◆ **EXERCISE DETAILS**:
This exercise needs all of the entries set down again, exactly as they read.
== Segment start ==
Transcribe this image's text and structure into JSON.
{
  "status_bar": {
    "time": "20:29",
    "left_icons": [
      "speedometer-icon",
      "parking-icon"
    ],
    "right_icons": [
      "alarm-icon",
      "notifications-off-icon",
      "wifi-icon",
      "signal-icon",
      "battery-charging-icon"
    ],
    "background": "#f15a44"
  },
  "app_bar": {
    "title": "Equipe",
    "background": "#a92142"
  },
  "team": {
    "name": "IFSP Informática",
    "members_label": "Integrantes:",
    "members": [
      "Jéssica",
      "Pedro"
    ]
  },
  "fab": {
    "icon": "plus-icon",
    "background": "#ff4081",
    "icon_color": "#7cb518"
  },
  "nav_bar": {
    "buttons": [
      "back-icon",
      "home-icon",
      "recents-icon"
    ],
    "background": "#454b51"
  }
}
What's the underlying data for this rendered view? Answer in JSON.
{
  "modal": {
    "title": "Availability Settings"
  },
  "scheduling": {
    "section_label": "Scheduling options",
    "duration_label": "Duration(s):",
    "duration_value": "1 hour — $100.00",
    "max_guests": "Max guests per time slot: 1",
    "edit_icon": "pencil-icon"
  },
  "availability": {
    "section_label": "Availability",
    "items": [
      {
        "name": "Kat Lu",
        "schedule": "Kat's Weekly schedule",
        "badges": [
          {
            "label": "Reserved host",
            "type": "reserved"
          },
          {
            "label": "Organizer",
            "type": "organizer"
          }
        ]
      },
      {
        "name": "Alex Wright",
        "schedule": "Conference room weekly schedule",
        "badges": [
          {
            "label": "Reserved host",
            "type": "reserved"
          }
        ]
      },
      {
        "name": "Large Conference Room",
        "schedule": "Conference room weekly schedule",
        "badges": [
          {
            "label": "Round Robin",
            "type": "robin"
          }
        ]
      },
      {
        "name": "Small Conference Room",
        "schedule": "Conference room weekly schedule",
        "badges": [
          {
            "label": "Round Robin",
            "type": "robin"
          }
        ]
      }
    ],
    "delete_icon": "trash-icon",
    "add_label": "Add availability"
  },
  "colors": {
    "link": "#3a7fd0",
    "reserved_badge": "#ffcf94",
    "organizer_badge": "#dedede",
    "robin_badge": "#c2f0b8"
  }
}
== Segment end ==
◆ **ANSWER SPACE**:
Transcribe this image's text and structure into JSON.
{
  "status_bar": {
    "time": "20:29",
    "left_icons": [
      "speedometer-icon",
      "parking-icon"
    ],
    "right_icons": [
      "alarm-icon",
      "notifications-off-icon",
      "wifi-icon",
      "signal-icon",
      "battery-charging-icon"
    ],
    "background": "#f15a44"
  },
  "app_bar": {
    "title": "Equipe",
    "background": "#a92142"
  },
  "team": {
    "name": "IFSP Informática",
    "members_label": "Integrantes:",
    "members": [
      "Jéssica",
      "Pedro"
    ]
  },
  "fab": {
    "icon": "plus-icon",
    "background": "#ff4081",
    "icon_color": "#7cb518"
  },
  "nav_bar": {
    "buttons": [
      "back-icon",
      "home-icon",
      "recents-icon"
    ],
    "background": "#454b51"
  }
}
What's the underlying data for this rendered view? Answer in JSON.
{
  "modal": {
    "title": "Availability Settings"
  },
  "scheduling": {
    "section_label": "Scheduling options",
    "duration_label": "Duration(s):",
    "duration_value": "1 hour — $100.00",
    "max_guests": "Max guests per time slot: 1",
    "edit_icon": "pencil-icon"
  },
  "availability": {
    "section_label": "Availability",
    "items": [
      {
        "name": "Kat Lu",
        "schedule": "Kat's Weekly schedule",
        "badges": [
          {
            "label": "Reserved host",
            "type": "reserved"
          },
          {
            "label": "Organizer",
            "type": "organizer"
          }
        ]
      },
      {
        "name": "Alex Wright",
        "schedule": "Conference room weekly schedule",
        "badges": [
          {
            "label": "Reserved host",
            "type": "reserved"
          }
        ]
      },
      {
        "name": "Large Conference Room",
        "schedule": "Conference room weekly schedule",
        "badges": [
          {
            "label": "Round Robin",
            "type": "robin"
          }
        ]
      },
      {
        "name": "Small Conference Room",
        "schedule": "Conference room weekly schedule",
        "badges": [
          {
            "label": "Round Robin",
            "type": "robin"
          }
        ]
      }
    ],
    "delete_icon": "trash-icon",
    "add_label": "Add availability"
  },
  "colors": {
    "link": "#3a7fd0",
    "reserved_badge": "#ffcf94",
    "organizer_badge": "#dedede",
    "robin_badge": "#c2f0b8"
  }
}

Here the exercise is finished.